Food rewards are common practice in South Africa. One of the first questions I ask a patient when they step into my office is ‘What does your relationship with food look like?’ The answer gives a good indication and insight into their eating habits.
It’s no coincidence that the first time any of us were exposed to eating or nourishment, it was literally in our mom’s arms as babies being fed and comforted. Food, comfort and rewards are so closely linked and are then strengthened through repeated exposure.
However, we are in a dangerous zone for developing an unhealthy relationship with food when we reinforce those neural pathways in our brains (thought patterns) by:
- Offering food as a response to discomfort, pain or hurt (e.g. going to the dentist).
- To regulate emotions (e.g. when a child is sad, offering food to make it better).
- As a reward for achievement (e.g. good marks on a test).
- To elicit desired behaviours or to avoid an undesired one (e.g. using food as a bribe).
What does the research say?
When it comes to food, the research is clear that persuading children with dessert to eat their vegetables, for instance, is not effective. There are various other risks involved with food rewards, such as:
They will perceive the reward as more desirable than the food they are being bribed to eat.
- Studies have found that when parents use food as a reward or punishment, children are more likely to prefer high-fat, high-sugar foods (which are often used as rewards). Food rewards are often desired more and become the favourite. This is because they tend to be ‘treats’ that may be restricted at other times and in essence, they become ‘prized’. Studies suggest that when these foods become freely available, they tend to be overeaten.
There might be a decreased preference for non-reward foods.
- When children get used to reward eating, their liking for the food-that needs-to-be-eaten to get the food reward decreases. Consequently, offering a child a reward in exchange for eating their peas will not help them to like peas more. Rather, they could begin to dislike them.
Food rewards, such as being obligated to eat something or given food to alter behaviour (e.g. sit still or keep quiet), might also override children’s natural hunger and satiety cues.
- A study in the journal Eating Behaviours found that adults who recalled their parents using food as a reward or punishment were more likely to report issues with food like binge eating and restricted eating. Professionally speaking, I can confirm this. These are usually patients who tend to emotional or comfort eat and use foods to soothe.
- Development of an emotional crutch. When food rewards are used to make a child feel better, children can become reliant on them to help regulate their emotions. This has been associated with emotion-induced overeating in later life and can contribute to overweight and obesity.

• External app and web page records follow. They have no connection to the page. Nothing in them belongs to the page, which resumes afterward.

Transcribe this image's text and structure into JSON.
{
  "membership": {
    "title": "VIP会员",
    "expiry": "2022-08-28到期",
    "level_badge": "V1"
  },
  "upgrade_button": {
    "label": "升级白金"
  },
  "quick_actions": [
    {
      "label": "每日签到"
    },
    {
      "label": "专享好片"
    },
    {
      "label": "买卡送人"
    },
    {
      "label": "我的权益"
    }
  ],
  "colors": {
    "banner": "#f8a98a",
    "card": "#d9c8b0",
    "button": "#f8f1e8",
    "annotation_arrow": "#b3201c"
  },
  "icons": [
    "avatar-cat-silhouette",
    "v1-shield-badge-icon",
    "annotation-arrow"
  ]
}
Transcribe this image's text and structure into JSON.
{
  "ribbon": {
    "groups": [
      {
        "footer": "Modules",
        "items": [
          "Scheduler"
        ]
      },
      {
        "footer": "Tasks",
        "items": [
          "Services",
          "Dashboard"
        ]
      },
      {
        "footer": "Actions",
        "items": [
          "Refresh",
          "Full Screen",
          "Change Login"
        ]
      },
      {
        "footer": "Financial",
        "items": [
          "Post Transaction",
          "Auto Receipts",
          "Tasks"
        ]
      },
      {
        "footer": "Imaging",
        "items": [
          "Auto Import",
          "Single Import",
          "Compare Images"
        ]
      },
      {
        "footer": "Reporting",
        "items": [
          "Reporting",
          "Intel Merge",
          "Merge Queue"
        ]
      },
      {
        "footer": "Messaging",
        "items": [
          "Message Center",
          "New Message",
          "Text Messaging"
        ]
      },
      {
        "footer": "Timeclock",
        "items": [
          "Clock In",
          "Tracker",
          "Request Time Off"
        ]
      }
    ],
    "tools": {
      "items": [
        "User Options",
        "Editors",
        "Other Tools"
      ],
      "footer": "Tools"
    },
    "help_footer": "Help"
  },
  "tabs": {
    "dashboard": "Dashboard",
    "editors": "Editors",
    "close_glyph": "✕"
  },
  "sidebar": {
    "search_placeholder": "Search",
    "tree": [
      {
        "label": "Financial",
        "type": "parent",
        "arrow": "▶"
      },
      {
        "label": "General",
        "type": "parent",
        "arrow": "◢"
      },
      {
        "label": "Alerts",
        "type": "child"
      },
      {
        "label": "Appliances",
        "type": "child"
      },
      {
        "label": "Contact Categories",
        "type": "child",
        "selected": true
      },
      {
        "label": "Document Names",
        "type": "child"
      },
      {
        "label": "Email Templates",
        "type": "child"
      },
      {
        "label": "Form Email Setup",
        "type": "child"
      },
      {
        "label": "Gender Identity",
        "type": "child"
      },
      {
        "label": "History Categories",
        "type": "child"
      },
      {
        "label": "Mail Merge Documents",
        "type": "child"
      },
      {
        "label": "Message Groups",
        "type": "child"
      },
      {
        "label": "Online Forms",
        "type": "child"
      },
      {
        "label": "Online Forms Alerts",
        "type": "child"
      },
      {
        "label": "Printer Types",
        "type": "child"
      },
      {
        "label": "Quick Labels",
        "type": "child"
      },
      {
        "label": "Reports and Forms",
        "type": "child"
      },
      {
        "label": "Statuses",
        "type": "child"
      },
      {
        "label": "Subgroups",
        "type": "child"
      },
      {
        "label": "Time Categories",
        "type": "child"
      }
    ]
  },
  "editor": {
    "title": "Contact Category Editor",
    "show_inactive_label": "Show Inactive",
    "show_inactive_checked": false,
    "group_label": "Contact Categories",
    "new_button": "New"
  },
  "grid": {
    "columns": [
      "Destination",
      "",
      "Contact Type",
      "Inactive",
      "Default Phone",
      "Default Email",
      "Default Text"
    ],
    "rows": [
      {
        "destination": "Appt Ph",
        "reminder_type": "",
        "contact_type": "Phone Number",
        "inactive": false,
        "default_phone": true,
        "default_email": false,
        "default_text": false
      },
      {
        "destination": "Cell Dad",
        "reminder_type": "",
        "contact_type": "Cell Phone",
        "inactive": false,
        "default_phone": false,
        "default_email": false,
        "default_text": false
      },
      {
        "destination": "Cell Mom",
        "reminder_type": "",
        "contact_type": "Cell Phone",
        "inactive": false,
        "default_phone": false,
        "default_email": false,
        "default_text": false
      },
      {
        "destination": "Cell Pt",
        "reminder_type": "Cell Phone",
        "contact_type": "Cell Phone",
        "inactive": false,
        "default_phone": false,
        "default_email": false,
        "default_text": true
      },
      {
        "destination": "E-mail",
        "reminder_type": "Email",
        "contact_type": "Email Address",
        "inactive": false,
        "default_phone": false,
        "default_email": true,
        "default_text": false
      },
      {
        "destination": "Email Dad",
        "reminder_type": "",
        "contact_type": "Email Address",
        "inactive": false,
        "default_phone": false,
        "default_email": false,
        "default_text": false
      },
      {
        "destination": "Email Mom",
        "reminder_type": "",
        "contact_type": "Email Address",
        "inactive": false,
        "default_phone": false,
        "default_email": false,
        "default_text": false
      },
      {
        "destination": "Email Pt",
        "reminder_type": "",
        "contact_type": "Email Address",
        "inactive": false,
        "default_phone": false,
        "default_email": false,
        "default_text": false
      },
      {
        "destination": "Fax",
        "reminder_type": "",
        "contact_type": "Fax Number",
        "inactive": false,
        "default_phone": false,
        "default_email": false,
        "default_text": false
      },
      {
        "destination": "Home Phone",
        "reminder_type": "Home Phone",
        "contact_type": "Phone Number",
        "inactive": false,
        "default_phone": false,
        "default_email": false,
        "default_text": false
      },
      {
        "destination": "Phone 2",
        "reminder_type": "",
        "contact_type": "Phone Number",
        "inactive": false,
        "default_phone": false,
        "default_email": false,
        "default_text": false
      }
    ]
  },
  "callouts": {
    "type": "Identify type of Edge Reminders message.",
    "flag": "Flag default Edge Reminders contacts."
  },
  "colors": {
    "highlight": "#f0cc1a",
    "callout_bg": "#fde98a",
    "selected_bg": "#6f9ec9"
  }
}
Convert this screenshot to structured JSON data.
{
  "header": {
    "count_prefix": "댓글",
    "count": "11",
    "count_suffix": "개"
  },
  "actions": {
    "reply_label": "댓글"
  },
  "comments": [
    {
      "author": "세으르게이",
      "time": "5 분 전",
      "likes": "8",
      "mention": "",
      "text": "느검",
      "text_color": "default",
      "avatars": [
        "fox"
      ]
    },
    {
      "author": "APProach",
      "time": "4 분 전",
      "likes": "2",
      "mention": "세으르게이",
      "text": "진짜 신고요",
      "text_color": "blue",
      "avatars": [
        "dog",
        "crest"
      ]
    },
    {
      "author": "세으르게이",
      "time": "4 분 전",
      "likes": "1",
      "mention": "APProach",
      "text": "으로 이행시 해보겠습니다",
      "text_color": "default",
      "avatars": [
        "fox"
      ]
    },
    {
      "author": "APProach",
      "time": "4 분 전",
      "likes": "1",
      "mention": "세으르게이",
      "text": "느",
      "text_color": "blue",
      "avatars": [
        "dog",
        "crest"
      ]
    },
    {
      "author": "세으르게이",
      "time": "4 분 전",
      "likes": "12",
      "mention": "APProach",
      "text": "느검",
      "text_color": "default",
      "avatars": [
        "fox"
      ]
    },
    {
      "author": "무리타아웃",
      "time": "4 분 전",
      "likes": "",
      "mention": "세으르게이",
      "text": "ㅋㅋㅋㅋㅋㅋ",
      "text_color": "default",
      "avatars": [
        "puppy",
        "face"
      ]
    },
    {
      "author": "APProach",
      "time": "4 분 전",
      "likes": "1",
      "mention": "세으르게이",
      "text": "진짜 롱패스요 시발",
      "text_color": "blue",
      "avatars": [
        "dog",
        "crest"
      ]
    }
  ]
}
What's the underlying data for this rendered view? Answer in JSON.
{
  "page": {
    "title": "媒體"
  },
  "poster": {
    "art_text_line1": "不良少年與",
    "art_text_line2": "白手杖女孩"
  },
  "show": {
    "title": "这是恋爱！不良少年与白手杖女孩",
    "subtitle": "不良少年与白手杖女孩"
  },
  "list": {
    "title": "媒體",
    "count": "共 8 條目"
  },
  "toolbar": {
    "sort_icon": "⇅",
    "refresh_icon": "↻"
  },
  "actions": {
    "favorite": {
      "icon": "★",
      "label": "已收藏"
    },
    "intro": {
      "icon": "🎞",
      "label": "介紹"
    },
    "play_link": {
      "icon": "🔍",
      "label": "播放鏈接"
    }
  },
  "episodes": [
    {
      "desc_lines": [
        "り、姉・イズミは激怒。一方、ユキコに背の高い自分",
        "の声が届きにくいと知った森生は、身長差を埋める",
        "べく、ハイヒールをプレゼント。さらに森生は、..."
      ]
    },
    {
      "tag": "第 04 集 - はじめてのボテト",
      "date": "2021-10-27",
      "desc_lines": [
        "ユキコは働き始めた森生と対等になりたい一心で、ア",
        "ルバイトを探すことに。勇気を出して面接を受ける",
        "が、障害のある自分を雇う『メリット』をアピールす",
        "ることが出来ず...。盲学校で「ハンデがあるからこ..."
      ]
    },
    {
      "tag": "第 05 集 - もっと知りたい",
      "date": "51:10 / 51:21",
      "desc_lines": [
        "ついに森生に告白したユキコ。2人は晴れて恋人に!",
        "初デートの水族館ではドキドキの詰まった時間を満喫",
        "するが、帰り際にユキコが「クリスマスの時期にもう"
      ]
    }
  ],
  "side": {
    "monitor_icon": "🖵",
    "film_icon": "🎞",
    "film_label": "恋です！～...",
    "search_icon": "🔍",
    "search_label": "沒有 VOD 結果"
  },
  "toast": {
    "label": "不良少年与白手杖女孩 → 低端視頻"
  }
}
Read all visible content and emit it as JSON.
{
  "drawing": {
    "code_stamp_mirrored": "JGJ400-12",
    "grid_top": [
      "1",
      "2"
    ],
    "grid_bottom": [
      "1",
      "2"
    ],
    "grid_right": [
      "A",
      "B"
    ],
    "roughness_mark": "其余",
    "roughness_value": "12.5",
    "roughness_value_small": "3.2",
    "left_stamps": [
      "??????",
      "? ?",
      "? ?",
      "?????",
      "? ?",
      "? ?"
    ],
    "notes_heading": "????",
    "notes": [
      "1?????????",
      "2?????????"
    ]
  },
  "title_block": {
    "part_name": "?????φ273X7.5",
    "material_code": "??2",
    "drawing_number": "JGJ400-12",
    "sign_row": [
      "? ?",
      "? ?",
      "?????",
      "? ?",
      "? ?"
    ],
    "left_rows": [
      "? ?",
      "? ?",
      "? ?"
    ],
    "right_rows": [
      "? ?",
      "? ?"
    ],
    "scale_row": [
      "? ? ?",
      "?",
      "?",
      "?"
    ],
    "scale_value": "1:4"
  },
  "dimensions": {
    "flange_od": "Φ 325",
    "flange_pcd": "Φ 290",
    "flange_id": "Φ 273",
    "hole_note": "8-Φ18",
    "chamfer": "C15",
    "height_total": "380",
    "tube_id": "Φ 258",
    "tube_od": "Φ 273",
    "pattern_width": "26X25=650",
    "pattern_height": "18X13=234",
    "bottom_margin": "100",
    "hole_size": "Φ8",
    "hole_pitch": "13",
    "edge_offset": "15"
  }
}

Just because we have established that food is not a healthy or viable way to reward children (or ourselves) doesn’t mean that performance or achievements can’t be celebrated or rewarded.
Parents can offer several other rewards, not related to food, to reinforce good behaviour. Consider these creative options:
- Trip to the library, zoo, or another favourite outing.
- Embarking on a physical activity together as a family, such as hiking, cycling or playing tennis.
- New art supplies or colouring books.
- Pencils, stickers, or other supplies that can be taken to school.
- Listening to their favourite music as a family.
- Extra reading time before bedtime.
- Playdate or sleepover with a friend.
- Playing a favourite board game with a parent.
Perhaps the most powerful incentive is something we don’t even consider as a reward: the time parents spend with children (such as quality time together following positive behaviour).
Food may therefore feature somewhere in an effective reward plan, but rewards found in the parent-child relationship count far more than those found in the fridge.
Parents need to be the role model
Strategies that encourage healthy eating include creating a positive, healthy food environment and for parents to be the role models. Below are some examples.
- Being offered healthy choices and watching parents enjoy good food are strong influences.
- Involving children in vegetable gardening, shopping and preparing healthy meals and snacks can also nurture lifelong healthy food habits.
- Let them listen to their bodies. Try not to force them to eat when they’re not hungry or if they don’t like a certain food (try offering the same item again at other meals, perhaps cooked a different way).
- Serve a wide variety of nutrient-rich, kid-friendly foods.
- Don’t show concern or get upset if your child turns down a food.
- For young children, keep servings small. For all family members, use portion control and healthy serving sizes.
- Don’t use food as a plaster or to make your child happy. Children are like sponges, not only soaking up information but learning associations that can stay with them for life. Recognise that how you deal with your child’s upsets now can influence how they deal with their emotions later in life.
Finally, make mealtime pleasant. Don’t argue, talk about problems or discipline children at the table. Family meals should be relaxed, happy occasions where you can talk about your children’s day and share experiences.
Retha Harmse wrote this article for Diabetes SA, February 2021